Meanwhile, I’d be checking the blister packs against the bottles for expiration dates, checking the list for how often, and filling the med box like an improvisational dance. And, inevitably, I’d lose track of what I was doing and have to fish out some pills and start over. Or I’d end up with too many in the morning, and none in the afternoon, and have to re-balance them to make it easer for her to take them.
After Mom’s first doctor’s appointment, we started needing refills, which added another dimension to the task. If I was running low on a medication, I’d flag it with a yellow stickie note, call it in, and put it away. Often, when I opened the box of medications, the stickie would have come off, and I’d be wondering if I’d called in the refill.
When I got a refill, I’d have two bottles of the same medication and that would confuse me.
I Needed More Than a Piece of Paper
Despite my list, I still didn’t know whether a certain medication was to be taken in the morning, evening, afternoon, or at bedtime, unless it was specified.

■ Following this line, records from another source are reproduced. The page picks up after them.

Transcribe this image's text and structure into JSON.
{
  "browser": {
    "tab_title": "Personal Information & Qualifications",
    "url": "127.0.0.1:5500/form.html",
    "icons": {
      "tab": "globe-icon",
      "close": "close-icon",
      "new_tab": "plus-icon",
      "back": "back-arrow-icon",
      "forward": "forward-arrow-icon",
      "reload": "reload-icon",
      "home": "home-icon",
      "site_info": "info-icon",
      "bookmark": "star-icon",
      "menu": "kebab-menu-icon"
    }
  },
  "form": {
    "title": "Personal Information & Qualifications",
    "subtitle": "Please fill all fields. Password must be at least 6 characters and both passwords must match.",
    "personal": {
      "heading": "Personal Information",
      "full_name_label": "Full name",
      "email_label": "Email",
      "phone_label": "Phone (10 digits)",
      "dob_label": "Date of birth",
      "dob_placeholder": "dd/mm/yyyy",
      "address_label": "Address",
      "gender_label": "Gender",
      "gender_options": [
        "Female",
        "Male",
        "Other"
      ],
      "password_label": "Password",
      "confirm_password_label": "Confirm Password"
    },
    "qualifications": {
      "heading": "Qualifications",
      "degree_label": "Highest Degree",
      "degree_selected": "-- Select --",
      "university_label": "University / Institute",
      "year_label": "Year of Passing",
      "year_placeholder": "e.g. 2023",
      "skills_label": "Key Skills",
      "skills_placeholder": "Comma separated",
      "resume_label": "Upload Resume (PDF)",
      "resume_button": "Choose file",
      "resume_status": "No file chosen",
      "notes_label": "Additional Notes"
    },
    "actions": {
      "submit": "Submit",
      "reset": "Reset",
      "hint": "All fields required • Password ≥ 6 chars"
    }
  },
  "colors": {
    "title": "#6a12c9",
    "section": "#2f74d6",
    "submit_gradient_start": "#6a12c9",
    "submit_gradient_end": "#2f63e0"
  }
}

I also couldn’t see the tiny print half the time. Since I had multiples of everything, I numbered them so that I’d know which ones to dispense first. There was Atorva1 and Atorva2. Levo1, Levo2.
Have you ever noticed that, aside from the tiny print saying which medication it is, all pharmacy bottles look identical??
My Lightbulb Moment →Four Smart Moves
My first smart move was to buy a second med organizer so that I could fill it at home, away from interruptions. The second smart thing I did was to decide the time of day a med should be taken and write it on the list, so that it was no longer “1 time daily,” “2 times daily,” and so on. Then I must have had a power surge, because the light bulb got even brighter: I numbered the bottles and repeated those numbers on the list, so that I wouldn’t have to squint at identical labels any more. My last smart move was to say yes to letting the pharmacy track and fill Mom’s meds, so that all I have to do is pick them up when they’re ready.
The last step was to apply my O.T. training and, after analyzing the task of taking out bottles, filling the organizer, and putting them away, I created a system where I was handling each medication bottle ONCE. This eliminated the “Was I filling this, putting it away, or taking it out?” situation that can so easily happen when both multi-tasking and being interrupted–and did I mention squinting?
A Whole System Anyone Can Do
And that’s how the Easy, No-Fail Medication Management Method was born! It includes a list of supplies, step by step instructions, a Medication Tracking Sheet, and detailed guidelines for how to handle medication changes so they don’t throw off your entire system. Illustrated with photos from real life (mine), it’s available as a digital download. Which means you can print out as many tracking sheets as you need, for free.
So, if you are ready to say good-bye to med box stress–squinting, confusion, fear of errors, multi-tasking with interruptions–and say hello to simple and handled, check out the Easy, No-Fail Medication Management Method in our Etsy shop.